Notice, the one car maintains 10m/s throughout while the second car accelerates to 20m/s on the flat part. Both cars will have the same potential and kinetic energy at the end.

My original approach was to convert MPG of my car (35 mi/gal) to J/m (aka Netwons) by using the conversion factor of 34.8 x 10^6 J/L, which I did and got 2338.95 Netwons of force. Since MPG is presumably measured on a flat surface with a constant speed, that means my car requires 2338.95 Netwons of force to maintain speed so the force of friction is also 2338.95 N. Therefore, since I had the force of friction total of the internal parts of my car, I thought the rest of the problem would be easy. However, when I did all the math, the result showed that the energy required was the same, but that goes against the saying that you should speed up before hills--is that unfounded?

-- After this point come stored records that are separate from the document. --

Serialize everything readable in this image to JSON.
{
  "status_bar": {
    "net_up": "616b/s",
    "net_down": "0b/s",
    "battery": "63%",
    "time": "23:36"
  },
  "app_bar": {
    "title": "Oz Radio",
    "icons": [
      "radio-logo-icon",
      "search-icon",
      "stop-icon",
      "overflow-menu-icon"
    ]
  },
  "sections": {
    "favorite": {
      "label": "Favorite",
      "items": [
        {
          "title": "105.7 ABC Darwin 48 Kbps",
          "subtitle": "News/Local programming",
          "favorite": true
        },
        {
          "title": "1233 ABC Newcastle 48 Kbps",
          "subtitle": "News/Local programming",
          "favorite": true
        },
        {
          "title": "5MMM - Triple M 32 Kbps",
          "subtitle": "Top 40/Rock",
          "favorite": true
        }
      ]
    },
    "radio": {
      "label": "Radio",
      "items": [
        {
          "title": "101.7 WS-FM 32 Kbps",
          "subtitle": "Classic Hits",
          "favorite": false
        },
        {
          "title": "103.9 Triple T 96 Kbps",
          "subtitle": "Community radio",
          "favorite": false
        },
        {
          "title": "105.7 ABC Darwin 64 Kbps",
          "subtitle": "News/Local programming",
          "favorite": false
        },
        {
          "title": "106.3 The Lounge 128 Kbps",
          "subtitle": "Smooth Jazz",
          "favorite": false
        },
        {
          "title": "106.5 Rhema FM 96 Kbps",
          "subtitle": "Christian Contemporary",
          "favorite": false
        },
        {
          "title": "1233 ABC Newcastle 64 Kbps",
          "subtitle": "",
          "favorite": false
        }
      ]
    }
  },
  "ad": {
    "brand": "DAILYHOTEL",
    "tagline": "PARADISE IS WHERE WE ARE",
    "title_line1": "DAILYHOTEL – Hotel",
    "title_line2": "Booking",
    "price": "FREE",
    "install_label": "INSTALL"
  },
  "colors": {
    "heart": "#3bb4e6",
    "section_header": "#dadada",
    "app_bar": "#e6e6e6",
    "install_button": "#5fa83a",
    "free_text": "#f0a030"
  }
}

Thanks for any help and if you need any clarification, I'd be willing to explain anything. This really interests me so I'd love to know what you guys think.

-Paul